Only the lines that include "this" should be copied from the data below.

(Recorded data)
--------

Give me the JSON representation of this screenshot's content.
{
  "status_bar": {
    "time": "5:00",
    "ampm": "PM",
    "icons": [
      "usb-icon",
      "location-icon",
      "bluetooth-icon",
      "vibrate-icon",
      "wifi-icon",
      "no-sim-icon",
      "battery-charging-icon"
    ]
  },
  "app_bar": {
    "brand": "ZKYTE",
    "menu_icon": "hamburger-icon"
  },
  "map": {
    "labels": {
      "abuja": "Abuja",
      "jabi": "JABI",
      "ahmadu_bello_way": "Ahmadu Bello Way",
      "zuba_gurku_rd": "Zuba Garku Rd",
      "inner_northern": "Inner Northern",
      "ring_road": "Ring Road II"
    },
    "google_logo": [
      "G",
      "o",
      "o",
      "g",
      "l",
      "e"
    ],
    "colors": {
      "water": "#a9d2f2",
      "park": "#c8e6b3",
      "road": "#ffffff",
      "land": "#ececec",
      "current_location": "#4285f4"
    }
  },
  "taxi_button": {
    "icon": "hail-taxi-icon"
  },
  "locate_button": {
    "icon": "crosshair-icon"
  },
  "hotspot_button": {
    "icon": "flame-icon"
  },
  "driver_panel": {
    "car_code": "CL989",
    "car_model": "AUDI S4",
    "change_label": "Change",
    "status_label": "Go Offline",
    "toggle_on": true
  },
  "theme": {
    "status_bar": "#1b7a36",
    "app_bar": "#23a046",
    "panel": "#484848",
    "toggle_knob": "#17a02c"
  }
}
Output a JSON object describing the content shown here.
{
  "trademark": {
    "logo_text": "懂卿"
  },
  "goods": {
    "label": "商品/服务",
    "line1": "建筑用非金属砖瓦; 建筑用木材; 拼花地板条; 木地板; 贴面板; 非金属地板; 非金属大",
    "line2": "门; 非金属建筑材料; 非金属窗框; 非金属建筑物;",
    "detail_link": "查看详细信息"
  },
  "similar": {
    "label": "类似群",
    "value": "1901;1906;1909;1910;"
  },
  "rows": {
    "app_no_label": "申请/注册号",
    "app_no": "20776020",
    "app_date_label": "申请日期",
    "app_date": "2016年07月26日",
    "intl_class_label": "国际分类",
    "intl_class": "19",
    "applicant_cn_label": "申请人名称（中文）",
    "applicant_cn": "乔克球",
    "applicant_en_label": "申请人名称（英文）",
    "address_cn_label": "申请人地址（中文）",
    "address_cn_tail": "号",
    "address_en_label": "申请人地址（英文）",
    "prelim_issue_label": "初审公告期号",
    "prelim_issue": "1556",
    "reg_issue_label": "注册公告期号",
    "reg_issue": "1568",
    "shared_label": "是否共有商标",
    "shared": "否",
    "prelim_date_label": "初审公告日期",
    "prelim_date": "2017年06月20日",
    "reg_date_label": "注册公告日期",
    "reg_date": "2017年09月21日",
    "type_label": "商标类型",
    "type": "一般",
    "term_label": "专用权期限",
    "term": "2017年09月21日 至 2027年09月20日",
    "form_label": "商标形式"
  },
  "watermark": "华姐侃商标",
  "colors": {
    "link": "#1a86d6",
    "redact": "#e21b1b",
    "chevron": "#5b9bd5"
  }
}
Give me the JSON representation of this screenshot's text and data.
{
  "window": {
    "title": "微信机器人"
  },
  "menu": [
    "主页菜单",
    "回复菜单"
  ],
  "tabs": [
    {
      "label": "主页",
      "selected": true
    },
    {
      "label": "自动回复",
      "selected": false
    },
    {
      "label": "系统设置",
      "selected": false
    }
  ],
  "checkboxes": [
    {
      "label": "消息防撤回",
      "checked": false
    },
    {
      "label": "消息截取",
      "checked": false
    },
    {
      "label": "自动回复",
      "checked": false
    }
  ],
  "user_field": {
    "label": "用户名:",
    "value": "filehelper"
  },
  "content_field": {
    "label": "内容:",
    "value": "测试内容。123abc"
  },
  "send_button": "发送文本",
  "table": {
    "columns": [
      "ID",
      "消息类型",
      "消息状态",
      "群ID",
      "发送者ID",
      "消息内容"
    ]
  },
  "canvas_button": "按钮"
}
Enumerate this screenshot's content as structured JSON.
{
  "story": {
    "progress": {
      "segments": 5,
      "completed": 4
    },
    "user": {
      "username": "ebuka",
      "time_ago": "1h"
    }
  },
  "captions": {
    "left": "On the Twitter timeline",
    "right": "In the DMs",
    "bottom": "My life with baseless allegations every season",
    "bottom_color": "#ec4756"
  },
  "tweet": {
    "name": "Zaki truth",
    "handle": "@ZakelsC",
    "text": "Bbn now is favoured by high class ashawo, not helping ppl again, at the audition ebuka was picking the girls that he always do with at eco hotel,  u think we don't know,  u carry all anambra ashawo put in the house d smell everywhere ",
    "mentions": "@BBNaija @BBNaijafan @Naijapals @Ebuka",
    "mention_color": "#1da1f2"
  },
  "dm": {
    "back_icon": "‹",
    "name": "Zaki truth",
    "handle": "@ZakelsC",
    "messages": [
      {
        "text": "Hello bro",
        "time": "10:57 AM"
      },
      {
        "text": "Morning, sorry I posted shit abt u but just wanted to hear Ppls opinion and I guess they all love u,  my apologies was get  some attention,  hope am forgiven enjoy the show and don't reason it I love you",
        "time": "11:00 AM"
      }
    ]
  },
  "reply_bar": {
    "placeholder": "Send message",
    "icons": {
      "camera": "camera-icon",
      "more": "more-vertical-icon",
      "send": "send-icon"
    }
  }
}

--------

* Finished task *
Give me the JSON representation of this screenshot's content.
Give me the JSON representation of this screenshot's text and data.
Enumerate this screenshot's content as structured JSON.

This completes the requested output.